“D&B” redirects here. For other uses, see D&B (disambiguation).
|Traded as||NYSE: DNB|
|Industry||Commercial & professional services|
|Founded||1841; 179 years ago|
New York City, NY, U.S.
|Headquarters||Short Hills, New Jersey, U.S.|
|Key people||Anthony Jabbour(CEO)Richard H. Veldran(CFO)|
|Products||Business informationCredit & riskSales & marketingData analyticsSupply & compliance|
|Revenue||US$ 1.74 billion (2017)|
|Operating income||US$ 382.9 million (2017)|
|Net income||US$ 145 million (2017)|
|Total assets||US$ 2.48 billion (2017)|
|Total equity||US$ -811.2 million (2017)|
|Number of employees||~5,000 (2019)|
|Footnotes / references|
The Dun & Bradstreet Corporation is a company that provides commercial data, analytics, and insights for businesses. It is headquartered in Short Hills, a community in Millburn, New Jersey, U.S. The company offers a wide range of products and services for risk and finance, operations and supply, and sales and marketing professionals, as well as research and insights on global business issues, serving customers in government and industries such as communications, technology, strategic financial services, and retail/telecommunications/manufacturing markets. Often referred to as D&B, the company’s database contains more than 265 million business records worldwide.
- 3Products and services
- 4See also
- 6External links
Dun & Bradstreet traces its history back to July 20, 1841, with the formation of The Mercantile Agency in New York City by Lewis Tappan, later called R.G. Dun & Company. Recognizing the need for a centralized credit reporting system, Tappan formed the company to create a network of correspondents who would provide reliable, objective credit information to subscribers. As an advocate for civil rights, Tappan used his abolitionist connections to expand and update the company’s credit information.
In spite of accusations of invading personal privacy, by 1844 the Mercantile Agency had over 280 clients. The agency continued to expand, allowing offices to open in Boston, Philadelphia, and Baltimore. By 1849, Tappan retired, allowing Benjamin Douglass to take over the booming business.
In 1859, Douglass transferred the company to Robert Graham Dun, who immediately changed the firm’s name to R.G. Dun & Company. Over the next 40 years, Graham Dun continued to expand the business across international boundaries.
In 1933, Dun merged with competitor John M. Bradstreet to form today’s Dun & Bradstreet. The merger was engineered by Dun’s CEO, Arthur Whiteside. Whiteside’s successor, J. Wilson Newman, worked to increase Dun’s range of products and services and expanded dramatically during the 1960s by engineering ways to apply new technologies to evolving operations.
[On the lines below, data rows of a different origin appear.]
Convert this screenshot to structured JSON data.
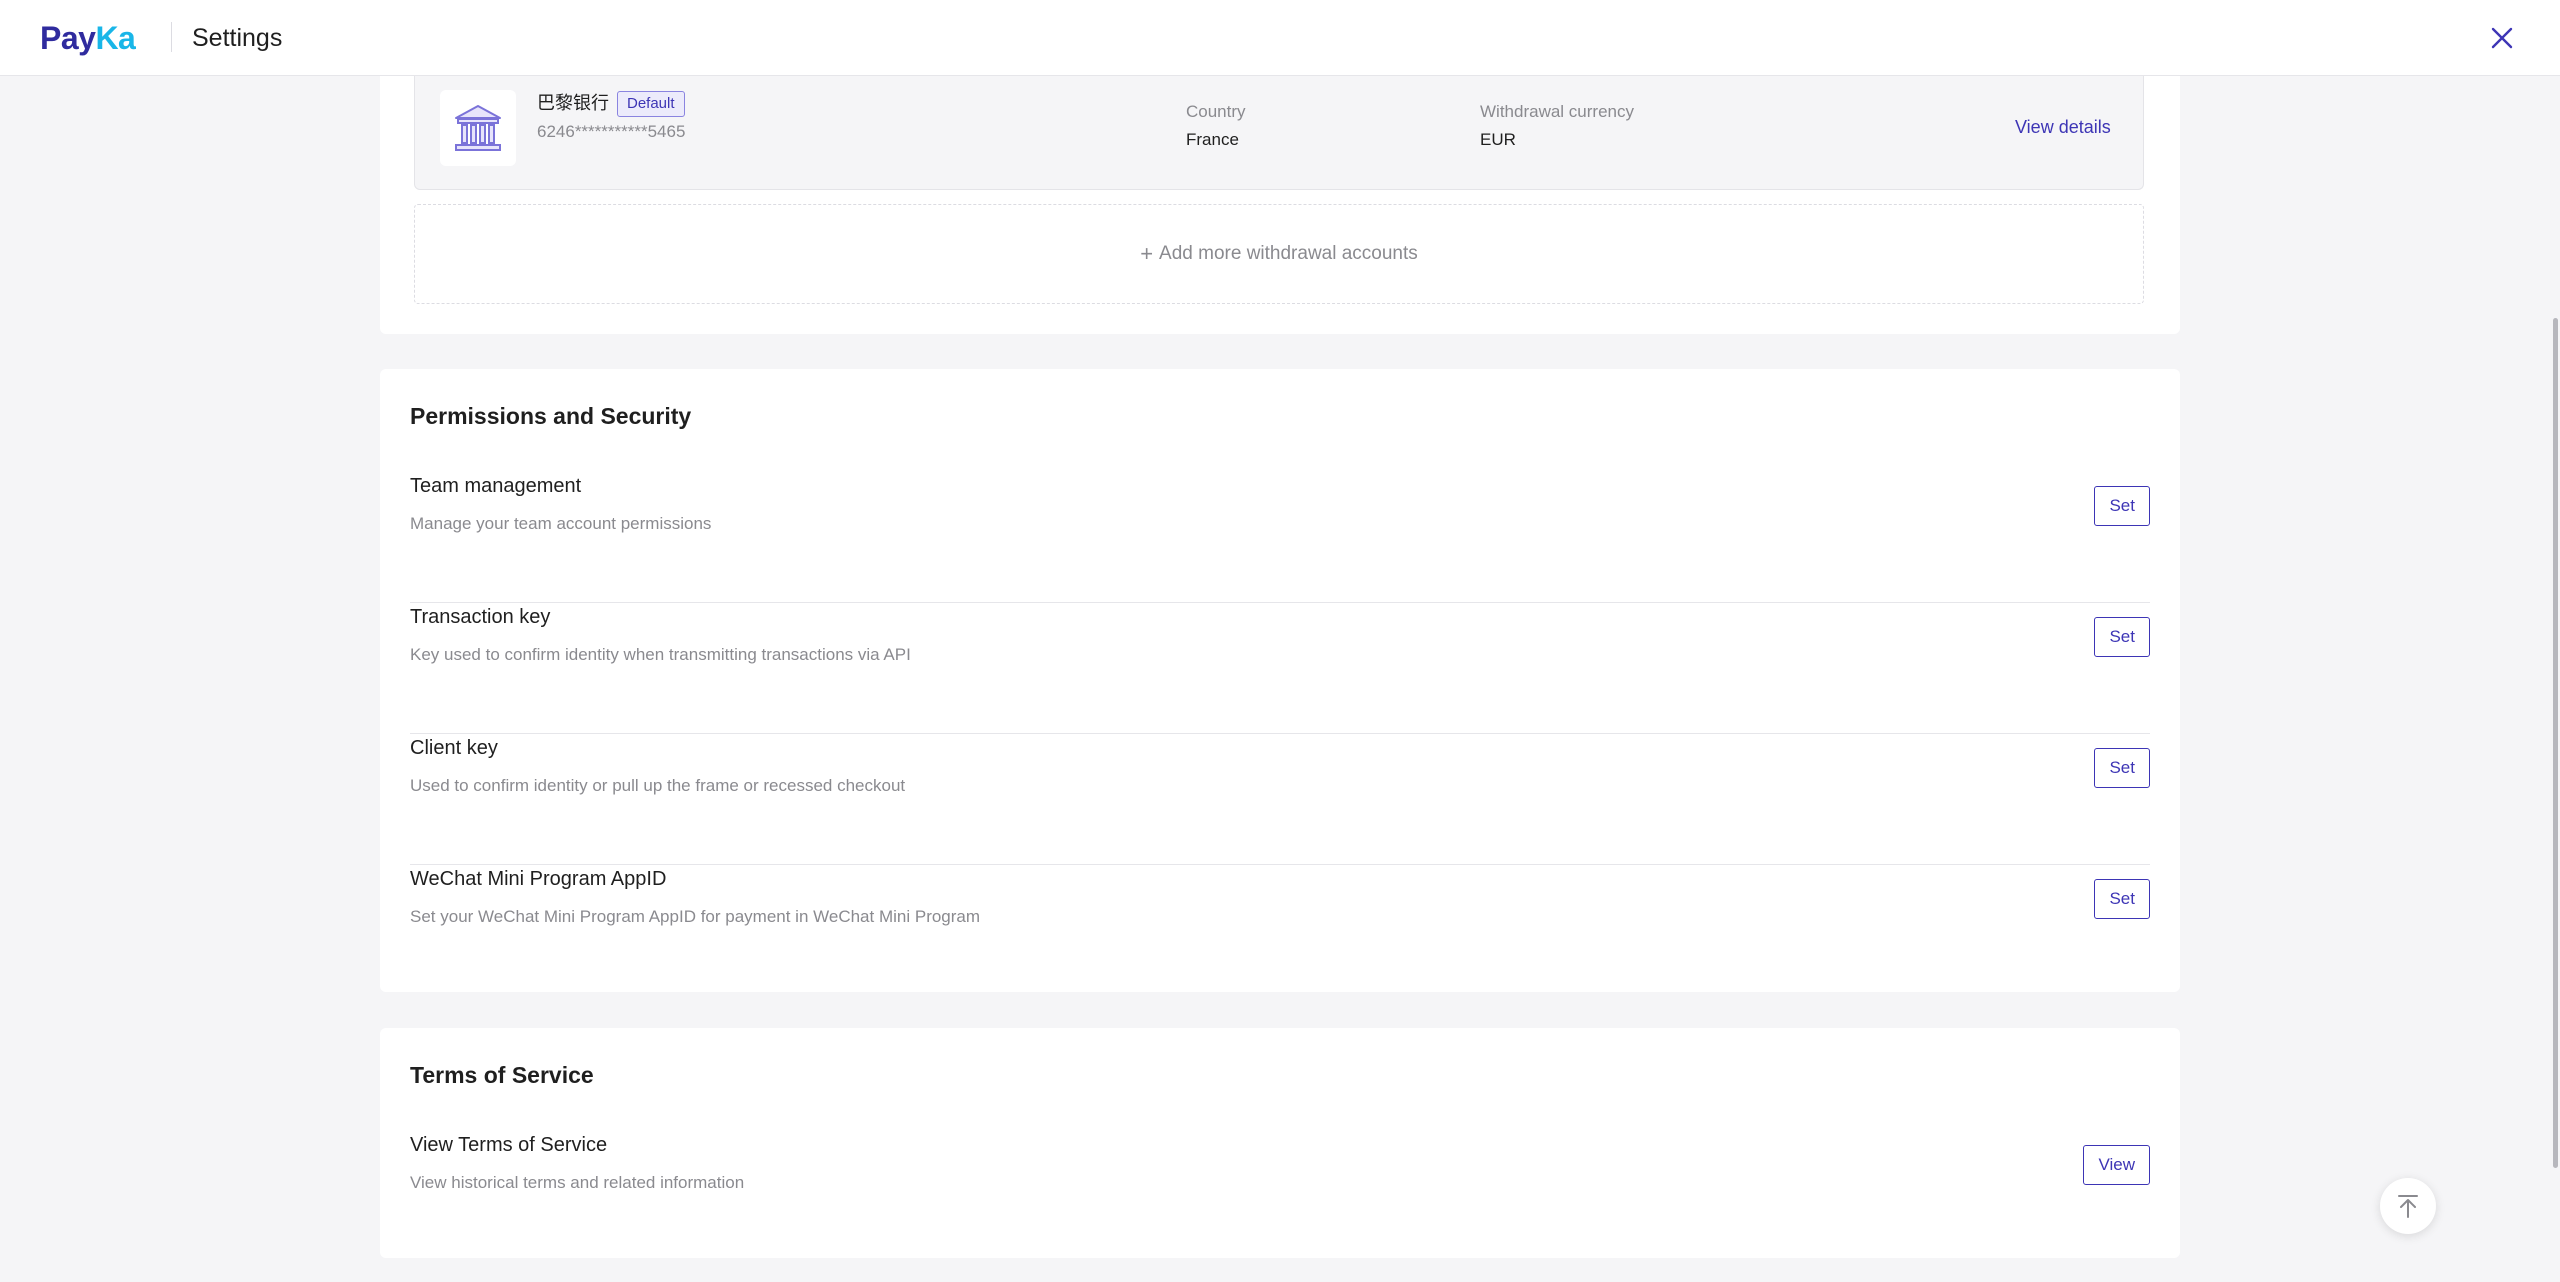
{
  "header": {
    "logo_part1": "Pay",
    "logo_part2": "Ka",
    "title": "Settings",
    "close_icon": "close-icon"
  },
  "withdrawal_accounts": {
    "account": {
      "bank_name": "巴黎银行",
      "badge": "Default",
      "account_number": "6246***********5465",
      "country_label": "Country",
      "country_value": "France",
      "currency_label": "Withdrawal currency",
      "currency_value": "EUR",
      "view_details": "View details",
      "icon": "bank-icon"
    },
    "add_more_label": "Add more withdrawal accounts",
    "add_icon": "plus-icon"
  },
  "permissions": {
    "title": "Permissions and Security",
    "items": [
      {
        "title": "Team management",
        "description": "Manage your team account permissions",
        "button": "Set"
      },
      {
        "title": "Transaction key",
        "description": "Key used to confirm identity when transmitting transactions via API",
        "button": "Set"
      },
      {
        "title": "Client key",
        "description": "Used to confirm identity or pull up the frame or recessed checkout",
        "button": "Set"
      },
      {
        "title": "WeChat Mini Program AppID",
        "description": "Set your WeChat Mini Program AppID for payment in WeChat Mini Program",
        "button": "Set"
      }
    ]
  },
  "terms": {
    "title": "Terms of Service",
    "items": [
      {
        "title": "View Terms of Service",
        "description": "View historical terms and related information",
        "button": "View"
      }
    ]
  },
  "colors": {
    "brand_primary": "#2f2b9e",
    "brand_accent": "#19b6e8",
    "link": "#3d35b5",
    "muted_text": "#8a8a8f",
    "page_bg": "#f5f5f7"
  },
  "back_to_top_icon": "arrow-up-to-top-icon"
}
In 1996, the company tri-vested, creating three entities D&B Companies, Nielsen and the Cognizant Corporation. Cognizant Corporation included Nielsen TV Ratings, Gartner Group, Clarke-O’Neill, Erisco, and several other lesser known entities. In 1999, Cognizant Corporation spun off Nielsen TV Ratings and shortly thereafter divested all its holdings, emerging as IMS Health. IMS Health continued to hold its prize incubator company that is today known as Cognizant Corporation. Moody’s, a credit reporting agency, was acquired by Dun & Bradstreet in 1962. In 1986, Dun & Bradstreet acquired the education data company Market Data Retrieval (MDR).
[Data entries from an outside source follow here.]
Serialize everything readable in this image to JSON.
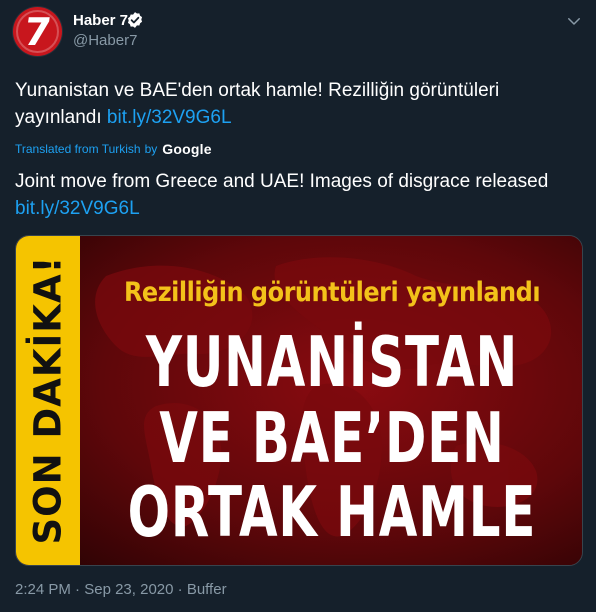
{
  "author": {
    "name": "Haber 7",
    "handle": "@Haber7",
    "avatar_text": "7",
    "verified": true
  },
  "tweet": {
    "text": "Yunanistan ve BAE'den ortak hamle! Rezilliğin görüntüleri yayınlandı",
    "link": "bit.ly/32V9G6L"
  },
  "translation": {
    "label": "Translated from Turkish",
    "by": "by",
    "provider": "Google",
    "text": "Joint move from Greece and UAE! Images of disgrace released",
    "link": "bit.ly/32V9G6L"
  },
  "media": {
    "ribbon": "SON DAKİKA!",
    "subhead": "Rezilliğin görüntüleri yayınlandı",
    "headline_lines": [
      "YUNANİSTAN",
      "VE BAE’DEN",
      "ORTAK HAMLE"
    ]
  },
  "meta": {
    "time": "2:24 PM",
    "separator": " · ",
    "date": "Sep 23, 2020",
    "source": "Buffer"
  },
  "colors": {
    "background": "#15202b",
    "accent": "#1da1f2",
    "muted": "#8899a6",
    "media_red": "#5a0608",
    "ribbon_yellow": "#f5c400"
  },
  "icons": {
    "verified": "verified-badge-icon",
    "menu": "chevron-down-icon"
  }
}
On February 5, 2003, Dun & Bradstreet restated prior period results to correct timing errors in the recognition of some of the revenue associated with 14 of the Company’s 200+ products, after a review of its revenue recognition from 1997 through 2002. In August 2010, Dun & Bradstreet spun off and sold its credit monitoring and management business to a newly formed company, Dun & Bradstreet Credibility Corp. In 2007, Dun & Bradstreet acquired AllBusiness.com and sold the company in 2012.
In October 2013, Bob Carrigan became the CEO of Dun & Bradstreet.
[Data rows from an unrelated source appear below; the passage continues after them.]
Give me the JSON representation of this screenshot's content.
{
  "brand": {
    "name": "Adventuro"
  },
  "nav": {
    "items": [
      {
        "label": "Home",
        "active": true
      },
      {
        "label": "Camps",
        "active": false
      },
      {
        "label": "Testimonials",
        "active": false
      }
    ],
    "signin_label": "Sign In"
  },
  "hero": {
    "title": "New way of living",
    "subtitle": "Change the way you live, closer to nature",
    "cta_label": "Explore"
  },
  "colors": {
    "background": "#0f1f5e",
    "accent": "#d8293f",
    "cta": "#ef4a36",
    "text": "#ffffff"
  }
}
On January 5, 2015, Dun & Bradstreet acquired the data management firm NetProspex. In April 2015, Dun & Bradstreet acquired Dun & Bradstreet Credibility Corp. and announced the formation of a new division, Dun & Bradstreet Emerging Business. In January 2017, Dun & Bradstreet acquired Avention, the maker of OneSource solutions.
On August 8, 2018, Dun & Bradstreet announced Thomas J. Manning, who had served as the company’s interim CEO, as the new Chief Executive Officer, and that the company had entered into a definitive agreement to be acquired by an investor group led by CC Capital, Cannae Holdings, and Thomas H. Lee Partners.
On February 8, 2019, Dun & Bradstreet completed its merger and became a privately held company. Its former ticker symbol, DNB, was retired.
On July 1, 2020, Dun & Bradstreet re-listed shares on the New York Stock Exchange, once again trading under the ticker symbol DNB.
The company generates revenue through subscription-based products, business information reports, data licensing agreements, strategic partnerships, and concierge services.
The company derives revenues through two segments: Americas and non-Americas.
Americas consists of:
- United States and Canada
- (The company divested its Latin America operations in September 2016)
And non-Americas consists of:
- The United Kingdom
- Greater China (including Hong Kong and Taiwan?)
- (Netherlands and Belgium operations were divested in November 2016)
- (Australian and New Zealand operations were divested in June 2015 to Archer Capital for $169.8 million and were rebranded as illion in 2018, with debt collection operations being formally rebranded as Milton Graham on 14 June 2018)